** Opening RECORDS FOR THE TASK block **
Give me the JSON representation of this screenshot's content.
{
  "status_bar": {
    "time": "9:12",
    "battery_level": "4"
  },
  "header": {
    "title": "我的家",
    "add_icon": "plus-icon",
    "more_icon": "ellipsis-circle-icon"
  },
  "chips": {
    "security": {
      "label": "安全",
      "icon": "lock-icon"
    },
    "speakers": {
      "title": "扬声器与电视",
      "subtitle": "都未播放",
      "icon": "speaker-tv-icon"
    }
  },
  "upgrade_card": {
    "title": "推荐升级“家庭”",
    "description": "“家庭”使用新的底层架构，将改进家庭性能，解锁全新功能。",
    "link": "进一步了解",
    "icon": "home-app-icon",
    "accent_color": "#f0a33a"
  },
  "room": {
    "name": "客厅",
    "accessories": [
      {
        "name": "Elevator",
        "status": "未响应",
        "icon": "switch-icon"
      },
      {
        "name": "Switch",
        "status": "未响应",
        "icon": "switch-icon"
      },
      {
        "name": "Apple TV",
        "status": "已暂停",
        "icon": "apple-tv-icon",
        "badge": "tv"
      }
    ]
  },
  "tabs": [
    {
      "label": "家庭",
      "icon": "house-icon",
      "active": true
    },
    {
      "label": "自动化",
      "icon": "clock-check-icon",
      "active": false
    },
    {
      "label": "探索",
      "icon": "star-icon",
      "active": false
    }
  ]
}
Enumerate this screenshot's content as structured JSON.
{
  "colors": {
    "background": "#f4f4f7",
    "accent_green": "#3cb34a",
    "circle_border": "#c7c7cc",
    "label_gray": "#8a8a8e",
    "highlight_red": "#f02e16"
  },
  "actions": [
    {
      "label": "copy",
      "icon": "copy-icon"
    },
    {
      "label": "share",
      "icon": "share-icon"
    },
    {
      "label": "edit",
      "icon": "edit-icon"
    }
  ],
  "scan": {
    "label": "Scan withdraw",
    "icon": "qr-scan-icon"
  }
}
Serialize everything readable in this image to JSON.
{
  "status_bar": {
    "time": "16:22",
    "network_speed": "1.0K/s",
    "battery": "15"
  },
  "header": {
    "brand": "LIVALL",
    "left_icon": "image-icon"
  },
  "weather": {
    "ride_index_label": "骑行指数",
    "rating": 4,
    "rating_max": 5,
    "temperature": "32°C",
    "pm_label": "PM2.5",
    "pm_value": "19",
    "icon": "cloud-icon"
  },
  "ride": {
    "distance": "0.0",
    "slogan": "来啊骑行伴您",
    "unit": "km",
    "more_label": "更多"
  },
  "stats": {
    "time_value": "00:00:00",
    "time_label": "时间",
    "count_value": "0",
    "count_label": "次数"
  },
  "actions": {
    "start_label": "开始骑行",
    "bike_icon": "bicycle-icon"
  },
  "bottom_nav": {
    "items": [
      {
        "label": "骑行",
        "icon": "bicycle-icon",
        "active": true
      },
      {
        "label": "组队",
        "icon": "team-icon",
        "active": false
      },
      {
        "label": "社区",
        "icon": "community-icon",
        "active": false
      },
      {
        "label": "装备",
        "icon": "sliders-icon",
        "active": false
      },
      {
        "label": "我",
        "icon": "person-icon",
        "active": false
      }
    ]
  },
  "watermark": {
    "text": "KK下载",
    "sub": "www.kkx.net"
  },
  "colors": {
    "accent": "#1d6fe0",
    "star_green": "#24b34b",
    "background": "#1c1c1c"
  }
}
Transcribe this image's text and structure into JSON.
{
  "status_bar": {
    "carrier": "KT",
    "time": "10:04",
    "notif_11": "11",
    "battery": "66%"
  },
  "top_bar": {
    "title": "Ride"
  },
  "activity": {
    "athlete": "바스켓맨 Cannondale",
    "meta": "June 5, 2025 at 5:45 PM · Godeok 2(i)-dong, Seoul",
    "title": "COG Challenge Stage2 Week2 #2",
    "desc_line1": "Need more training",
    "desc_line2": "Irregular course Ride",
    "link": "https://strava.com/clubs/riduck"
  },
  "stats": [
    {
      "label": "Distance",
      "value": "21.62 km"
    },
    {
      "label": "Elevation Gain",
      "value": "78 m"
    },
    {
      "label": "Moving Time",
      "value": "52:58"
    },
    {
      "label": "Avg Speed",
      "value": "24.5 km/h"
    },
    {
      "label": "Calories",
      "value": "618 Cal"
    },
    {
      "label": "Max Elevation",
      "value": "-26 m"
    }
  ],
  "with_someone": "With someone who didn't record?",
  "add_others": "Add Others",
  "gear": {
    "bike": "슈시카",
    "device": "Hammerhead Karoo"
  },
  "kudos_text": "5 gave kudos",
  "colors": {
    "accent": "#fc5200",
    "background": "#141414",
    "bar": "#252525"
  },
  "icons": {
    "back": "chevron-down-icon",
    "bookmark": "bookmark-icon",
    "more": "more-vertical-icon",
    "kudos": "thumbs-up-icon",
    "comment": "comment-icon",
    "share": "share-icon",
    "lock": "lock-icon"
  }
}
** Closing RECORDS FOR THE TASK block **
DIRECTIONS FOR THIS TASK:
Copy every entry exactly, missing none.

EXERCISE RESULT:
Give me the JSON representation of this screenshot's content.
{
  "status_bar": {
    "time": "9:12",
    "battery_level": "4"
  },
  "header": {
    "title": "我的家",
    "add_icon": "plus-icon",
    "more_icon": "ellipsis-circle-icon"
  },
  "chips": {
    "security": {
      "label": "安全",
      "icon": "lock-icon"
    },
    "speakers": {
      "title": "扬声器与电视",
      "subtitle": "都未播放",
      "icon": "speaker-tv-icon"
    }
  },
  "upgrade_card": {
    "title": "推荐升级“家庭”",
    "description": "“家庭”使用新的底层架构，将改进家庭性能，解锁全新功能。",
    "link": "进一步了解",
    "icon": "home-app-icon",
    "accent_color": "#f0a33a"
  },
  "room": {
    "name": "客厅",
    "accessories": [
      {
        "name": "Elevator",
        "status": "未响应",
        "icon": "switch-icon"
      },
      {
        "name": "Switch",
        "status": "未响应",
        "icon": "switch-icon"
      },
      {
        "name": "Apple TV",
        "status": "已暂停",
        "icon": "apple-tv-icon",
        "badge": "tv"
      }
    ]
  },
  "tabs": [
    {
      "label": "家庭",
      "icon": "house-icon",
      "active": true
    },
    {
      "label": "自动化",
      "icon": "clock-check-icon",
      "active": false
    },
    {
      "label": "探索",
      "icon": "star-icon",
      "active": false
    }
  ]
}
Enumerate this screenshot's content as structured JSON.
{
  "colors": {
    "background": "#f4f4f7",
    "accent_green": "#3cb34a",
    "circle_border": "#c7c7cc",
    "label_gray": "#8a8a8e",
    "highlight_red": "#f02e16"
  },
  "actions": [
    {
      "label": "copy",
      "icon": "copy-icon"
    },
    {
      "label": "share",
      "icon": "share-icon"
    },
    {
      "label": "edit",
      "icon": "edit-icon"
    }
  ],
  "scan": {
    "label": "Scan withdraw",
    "icon": "qr-scan-icon"
  }
}
Serialize everything readable in this image to JSON.
{
  "status_bar": {
    "time": "16:22",
    "network_speed": "1.0K/s",
    "battery": "15"
  },
  "header": {
    "brand": "LIVALL",
    "left_icon": "image-icon"
  },
  "weather": {
    "ride_index_label": "骑行指数",
    "rating": 4,
    "rating_max": 5,
    "temperature": "32°C",
    "pm_label": "PM2.5",
    "pm_value": "19",
    "icon": "cloud-icon"
  },
  "ride": {
    "distance": "0.0",
    "slogan": "来啊骑行伴您",
    "unit": "km",
    "more_label": "更多"
  },
  "stats": {
    "time_value": "00:00:00",
    "time_label": "时间",
    "count_value": "0",
    "count_label": "次数"
  },
  "actions": {
    "start_label": "开始骑行",
    "bike_icon": "bicycle-icon"
  },
  "bottom_nav": {
    "items": [
      {
        "label": "骑行",
        "icon": "bicycle-icon",
        "active": true
      },
      {
        "label": "组队",
        "icon": "team-icon",
        "active": false
      },
      {
        "label": "社区",
        "icon": "community-icon",
        "active": false
      },
      {
        "label": "装备",
        "icon": "sliders-icon",
        "active": false
      },
      {
        "label": "我",
        "icon": "person-icon",
        "active": false
      }
    ]
  },
  "watermark": {
    "text": "KK下载",
    "sub": "www.kkx.net"
  },
  "colors": {
    "accent": "#1d6fe0",
    "star_green": "#24b34b",
    "background": "#1c1c1c"
  }
}
Transcribe this image's text and structure into JSON.
{
  "status_bar": {
    "carrier": "KT",
    "time": "10:04",
    "notif_11": "11",
    "battery": "66%"
  },
  "top_bar": {
    "title": "Ride"
  },
  "activity": {
    "athlete": "바스켓맨 Cannondale",
    "meta": "June 5, 2025 at 5:45 PM · Godeok 2(i)-dong, Seoul",
    "title": "COG Challenge Stage2 Week2 #2",
    "desc_line1": "Need more training",
    "desc_line2": "Irregular course Ride",
    "link": "https://strava.com/clubs/riduck"
  },
  "stats": [
    {
      "label": "Distance",
      "value": "21.62 km"
    },
    {
      "label": "Elevation Gain",
      "value": "78 m"
    },
    {
      "label": "Moving Time",
      "value": "52:58"
    },
    {
      "label": "Avg Speed",
      "value": "24.5 km/h"
    },
    {
      "label": "Calories",
      "value": "618 Cal"
    },
    {
      "label": "Max Elevation",
      "value": "-26 m"
    }
  ],
  "with_someone": "With someone who didn't record?",
  "add_others": "Add Others",
  "gear": {
    "bike": "슈시카",
    "device": "Hammerhead Karoo"
  },
  "kudos_text": "5 gave kudos",
  "colors": {
    "accent": "#fc5200",
    "background": "#141414",
    "bar": "#252525"
  },
  "icons": {
    "back": "chevron-down-icon",
    "bookmark": "bookmark-icon",
    "more": "more-vertical-icon",
    "kudos": "thumbs-up-icon",
    "comment": "comment-icon",
    "share": "share-icon",
    "lock": "lock-icon"
  }
}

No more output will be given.